Friday, March 6, 2015

TODAY!! Seminar: "New Materials for Mid-Infrared Nonlinear Optics" by Peter G. Schunemann 3.6.15/ 12:00-1:00pm/ CREOL Rm 103

Seminar: "New Materials for Mid-Infrared Nonlinear Optics" by Peter G. Schunemann
Friday, March 6, 2015 12:00 PM to 1:00 PM
CREOL Room 103

Celebrating the International Year of Light 2015

Peter G. Schunemann
BAE Systems, Inc

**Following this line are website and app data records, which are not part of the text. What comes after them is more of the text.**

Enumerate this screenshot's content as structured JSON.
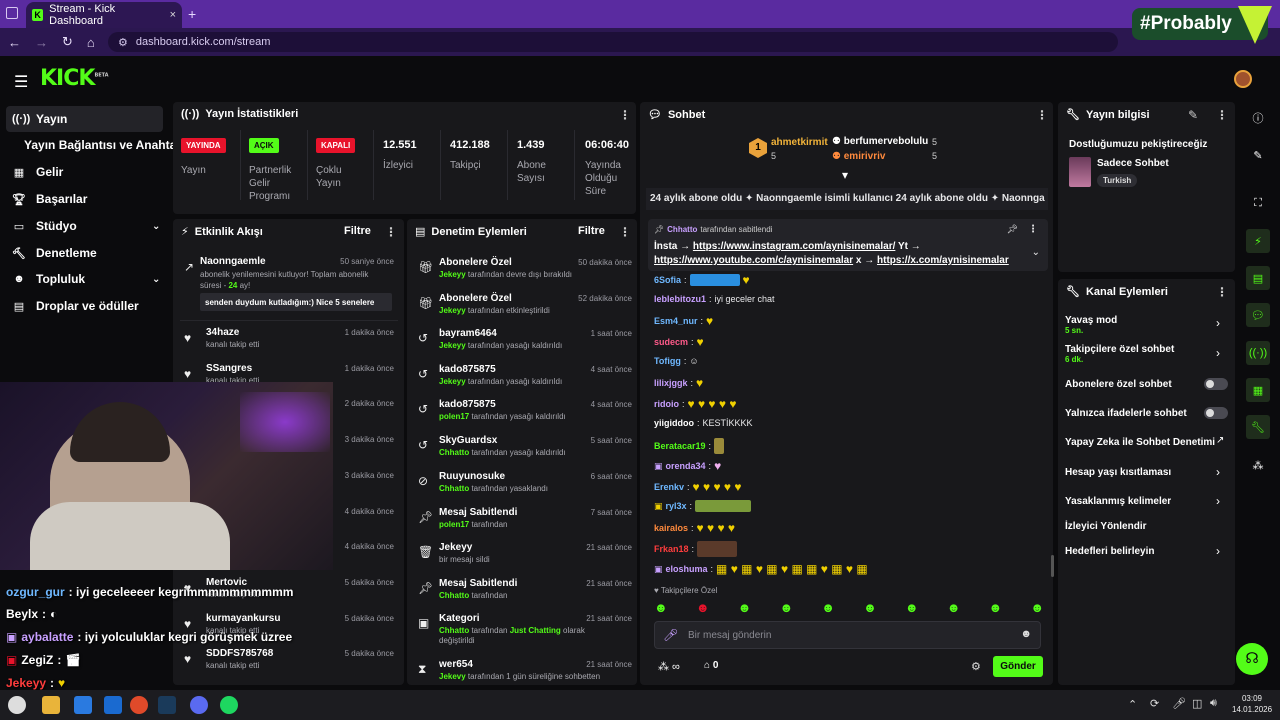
{
  "browser": {
    "tab_title": "Stream - Kick Dashboard",
    "url": "dashboard.kick.com/stream",
    "new_tab": "+",
    "close": "×"
  },
  "overlay_logo": "#Probably",
  "kick": {
    "logo": "KICK",
    "beta": "BETA"
  },
  "sidebar": {
    "items": [
      {
        "label": "Yayın",
        "icon": "broadcast-icon"
      },
      {
        "label": "Yayın Bağlantısı ve Anahtarı",
        "icon": "key-icon"
      },
      {
        "label": "Gelir",
        "icon": "revenue-icon"
      },
      {
        "label": "Başarılar",
        "icon": "trophy-icon"
      },
      {
        "label": "Stüdyo",
        "icon": "studio-icon"
      },
      {
        "label": "Denetleme",
        "icon": "hammer-icon"
      },
      {
        "label": "Topluluk",
        "icon": "community-icon"
      },
      {
        "label": "Droplar ve ödüller",
        "icon": "drops-icon"
      }
    ]
  },
  "stats": {
    "title": "Yayın İstatistikleri",
    "status": [
      {
        "badge": "YAYINDA",
        "label": "Yayın"
      },
      {
        "badge": "AÇIK",
        "label": "Partnerlik Gelir Programı"
      },
      {
        "badge": "KAPALI",
        "label": "Çoklu Yayın"
      }
    ],
    "metrics": [
      {
        "value": "12.551",
        "label": "İzleyici"
      },
      {
        "value": "412.188",
        "label": "Takipçi"
      },
      {
        "value": "1.439",
        "label": "Abone Sayısı"
      },
      {
        "value": "06:06:40",
        "label": "Yayında Olduğu Süre"
      }
    ]
  },
  "activity": {
    "title": "Etkinlik Akışı",
    "filter": "Filtre",
    "pinned": {
      "name": "Naonngaemle",
      "time": "50 saniye önce",
      "text": "abonelik yenilemesini kutluyor! Toplam abonelik süresi - ",
      "months": "24",
      "months_suffix": " ay!",
      "message": "senden duydum kutladığım:) Nice 5 senelere"
    },
    "items": [
      {
        "name": "34haze",
        "time": "1 dakika önce",
        "sub": "kanalı takip etti"
      },
      {
        "name": "SSangres",
        "time": "1 dakika önce",
        "sub": "kanalı takip etti"
      },
      {
        "name": "",
        "time": "2 dakika önce",
        "sub": ""
      },
      {
        "name": "",
        "time": "3 dakika önce",
        "sub": ""
      },
      {
        "name": "",
        "time": "3 dakika önce",
        "sub": ""
      },
      {
        "name": "",
        "time": "4 dakika önce",
        "sub": ""
      },
      {
        "name": "",
        "time": "4 dakika önce",
        "sub": ""
      },
      {
        "name": "Mertovic",
        "time": "5 dakika önce",
        "sub": "kanalı takip etti"
      },
      {
        "name": "kurmayankursu",
        "time": "5 dakika önce",
        "sub": "kanalı takip etti"
      },
      {
        "name": "SDDFS785768",
        "time": "5 dakika önce",
        "sub": "kanalı takip etti"
      }
    ]
  },
  "moderation": {
    "title": "Denetim Eylemleri",
    "filter": "Filtre",
    "items": [
      {
        "name": "Abonelere Özel",
        "time": "50 dakika önce",
        "actor": "Jekeyy",
        "action": " tarafından devre dışı bırakıldı"
      },
      {
        "name": "Abonelere Özel",
        "time": "52 dakika önce",
        "actor": "Jekeyy",
        "action": " tarafından etkinleştirildi"
      },
      {
        "name": "bayram6464",
        "time": "1 saat önce",
        "actor": "Jekeyy",
        "action": " tarafından yasağı kaldırıldı"
      },
      {
        "name": "kado875875",
        "time": "4 saat önce",
        "actor": "Jekeyy",
        "action": " tarafından yasağı kaldırıldı"
      },
      {
        "name": "kado875875",
        "time": "4 saat önce",
        "actor": "polen17",
        "action": " tarafından yasağı kaldırıldı"
      },
      {
        "name": "SkyGuardsx",
        "time": "5 saat önce",
        "actor": "Chhatto",
        "action": " tarafından yasağı kaldırıldı"
      },
      {
        "name": "Ruuyunosuke",
        "time": "6 saat önce",
        "actor": "Chhatto",
        "action": " tarafından yasaklandı"
      },
      {
        "name": "Mesaj Sabitlendi",
        "time": "7 saat önce",
        "actor": "polen17",
        "action": " tarafından"
      },
      {
        "name": "Jekeyy",
        "time": "21 saat önce",
        "actor": "",
        "action": "bir mesajı sildi"
      },
      {
        "name": "Mesaj Sabitlendi",
        "time": "21 saat önce",
        "actor": "Chhatto",
        "action": " tarafından"
      },
      {
        "name": "Kategori",
        "time": "21 saat önce",
        "actor": "Chhatto",
        "action": " tarafından ",
        "extra": "Just Chatting",
        "extra2": " olarak değiştirildi"
      },
      {
        "name": "wer654",
        "time": "21 saat önce",
        "actor": "Jekevy",
        "action": " tarafından 1 gün süreliğine sohbetten"
      }
    ]
  },
  "chat": {
    "title": "Sohbet",
    "leaders": [
      {
        "rank": "1",
        "name": "ahmetkirmit",
        "count": "5"
      },
      {
        "name": "berfumervebolulu",
        "count": "5"
      },
      {
        "name": "emirivriv",
        "count": "5"
      }
    ],
    "ticker": "24 aylık abone oldu  ✦  Naonngaemle isimli kullanıcı 24 aylık abone oldu  ✦  Naonnga",
    "pinned": {
      "by": "Chhatto",
      "by_suffix": " tarafından sabitlendi",
      "text": "İnsta → ",
      "link1": "https://www.instagram.com/aynisinemalar/",
      "yt": " Yt → ",
      "link2": "https://www.youtube.com/c/aynisinemalar",
      "x": " x → ",
      "link3": "https://x.com/aynisinemalar"
    },
    "messages": [
      {
        "user": "6Sofia",
        "color": "#6fb8ff",
        "text": ""
      },
      {
        "user": "leblebitozu1",
        "color": "#c8a0ff",
        "text": "iyi geceler chat"
      },
      {
        "user": "Esm4_nur",
        "color": "#6fb8ff",
        "text": ""
      },
      {
        "user": "sudecm",
        "color": "#ff5a8a",
        "text": ""
      },
      {
        "user": "Tofigg",
        "color": "#6fb8ff",
        "text": ""
      },
      {
        "user": "lilixjggk",
        "color": "#c8a0ff",
        "text": ""
      },
      {
        "user": "ridoio",
        "color": "#c8a0ff",
        "text": ""
      },
      {
        "user": "yiigiddoo",
        "color": "#ffffff",
        "text": "KESTİKKKK"
      },
      {
        "user": "Beratacar19",
        "color": "#53fc18",
        "text": ""
      },
      {
        "user": "orenda34",
        "color": "#c8a0ff",
        "text": ""
      },
      {
        "user": "Erenkv",
        "color": "#6fb8ff",
        "text": ""
      },
      {
        "user": "ryl3x",
        "color": "#6fb8ff",
        "text": ""
      },
      {
        "user": "kairalos",
        "color": "#ff8a3d",
        "text": ""
      },
      {
        "user": "Frkan18",
        "color": "#ff3d3d",
        "text": ""
      },
      {
        "user": "eloshuma",
        "color": "#c8a0ff",
        "text": ""
      }
    ],
    "followers_only": "Takipçilere Özel",
    "input_placeholder": "Bir mesaj gönderin",
    "points": "0",
    "send": "Gönder"
  },
  "stream_info": {
    "title": "Yayın bilgisi",
    "stream_title": "Dostluğumuzu pekiştireceğiz",
    "category": "Sadece Sohbet",
    "tag": "Turkish"
  },
  "channel_actions": {
    "title": "Kanal Eylemleri",
    "items": [
      {
        "label": "Yavaş mod",
        "sub": "5 sn.",
        "control": "chevron"
      },
      {
        "label": "Takipçilere özel sohbet",
        "sub": "6 dk.",
        "control": "chevron"
      },
      {
        "label": "Abonelere özel sohbet",
        "sub": "",
        "control": "toggle"
      },
      {
        "label": "Yalnızca ifadelerle sohbet",
        "sub": "",
        "control": "toggle"
      },
      {
        "label": "Yapay Zeka ile Sohbet Denetimi",
        "sub": "",
        "control": "external"
      },
      {
        "label": "Hesap yaşı kısıtlaması",
        "sub": "",
        "control": "chevron"
      },
      {
        "label": "Yasaklanmış kelimeler",
        "sub": "",
        "control": "chevron"
      },
      {
        "label": "İzleyici Yönlendir",
        "sub": "",
        "control": "none"
      },
      {
        "label": "Hedefleri belirleyin",
        "sub": "",
        "control": "chevron"
      }
    ]
  },
  "overlay_chat": [
    {
      "user": "ozgur_gur",
      "text": " : iyi geceleeeer kegrimmmmmmmmmm",
      "color": "#6fb8ff"
    },
    {
      "user": "Beylx",
      "text": " : ",
      "color": "#ffffff"
    },
    {
      "user": "aybalatte",
      "text": " : iyi yolculuklar kegri görüşmek üzree",
      "color": "#c8a0ff"
    },
    {
      "user": "ZegiZ",
      "text": " : ",
      "color": "#ffffff"
    },
    {
      "user": "Jekeyy",
      "text": " : ",
      "color": "#ff3d3d"
    }
  ],
  "taskbar": {
    "time": "03:09",
    "date": "14.01.2026"
  },
  "colors": {
    "kick_green": "#53fc18",
    "panel": "#18181b",
    "bg": "#0b0b0d",
    "live_red": "#e8132b"
  }
}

Mid-infrared nonlinear optical crystals have matured in the last twenty-five years from scientific curiosities into practical robust materials generating efficient laser output in the 2-12 micron spectral range.  ZnGeP2 (ZGP) in particular has emerged as the NLO material of choice for frequency conversion between 2 and 8 microns, and is growing in importance with the advent of high power thulium fiber lasers. ZGP, however, still has two main limitations: 1) its transparency and phase-matching range make it incompatible with 1- and 1.5-micron laser pumping; and 2) its usefulness for generating output in the 8-12 micron atmospheric window is limited by severe multi-phonon absorption. These limitations have been overcome by several new mid-infrared nonlinear crystals: cadmium silicon phosphide (CdSiP2), orientation-patterned gallium arsenide (OP-GaAs), and orientation-patterned gallium phosphide (OP-GaP).
CdSiP2 (CSP) is a bulk birefringent chalcopyrite analog of ZGP grown by horizontal gradient freeze growth in a transparent furnace. Its larger band gap (512 nm) and birefringence (-0.05) allows for 1- and 1.5-mm pumping, and its nonlinear coefficient (d14=85 pm/V) and thermal conductivity (13 W/mK) are dramatically higher than existing materials (AgGaS2, AgGaSe2, and PPLN) that can be pumped at these wavelengths.
OP-GaAs and OP-GaP are quasi-phase-matched (QPM) nonlinear optical semiconductors grown by a novel all-epitaxial process.  First, polar-on-nonpolar MBE is used to produce a GaAs (GaP) film with an orientation that is inverted with respect to the substrate. The inverted layer is photo-lithographically patterned and etched with the desired grating structure, and both orientations are then re-grown by hydride vapor phase epitaxy (HVPE) at rates up to 200mm/hr to produce thick (> 1mm), low-loss (< 0.01cm-1) QPM layers for in-plane laser pumping. OP-GaAs has the highest gain among all QPM materials, and can be pumped at 2-mm to generate output at 8-12 mm and beyond, whereas OP-GaP is a low-loss QPM ZGP analog than can be pumped with 1-mm lasers.
Finally, all-epitaxial growth technology is being used to grow ternary semiconductors with engineered band gaps for use as optical limiters.
Recent advances in growth, processing, and NLO device performance of all these materials will be discussed. 

Peter G. Schunemann has been a leading researcher in nonlinear optical materials for the last 25 years, authoring or co-authoring over 250 publications in the field. He received B.S. and M.S. degrees in Materials Science and Engineering from MIT in 1984 and 1987 before joining BAE Systems, where he has led a series of development efforts to produce improved crystals for mid-infrared frequency conversion, most notably ZnGeP2, AgGaSe2, CdGeAs2, CdSiP2, and OPGaAs. His work on ZnGeP2 in particular, a critical component for next generation laser-based IRCM systems, earned him a Quarterly Technical Achievement Award in 1992, the Jack L. Bowers Award in 1994 (the company’s highest technical award), and a Nova Award in 1995 (Lockheed Martin’s highest honor for technical excellence), and the Association of Old Crows Technology Hall of Fame award in 2002.  He is an OSA Fellow, a member of SPIE and MRS, and is currently the president of AACG (American Association of Crystal Growth).

For additional information:

Dr. Konstantin L. Vodopyanov

No comments: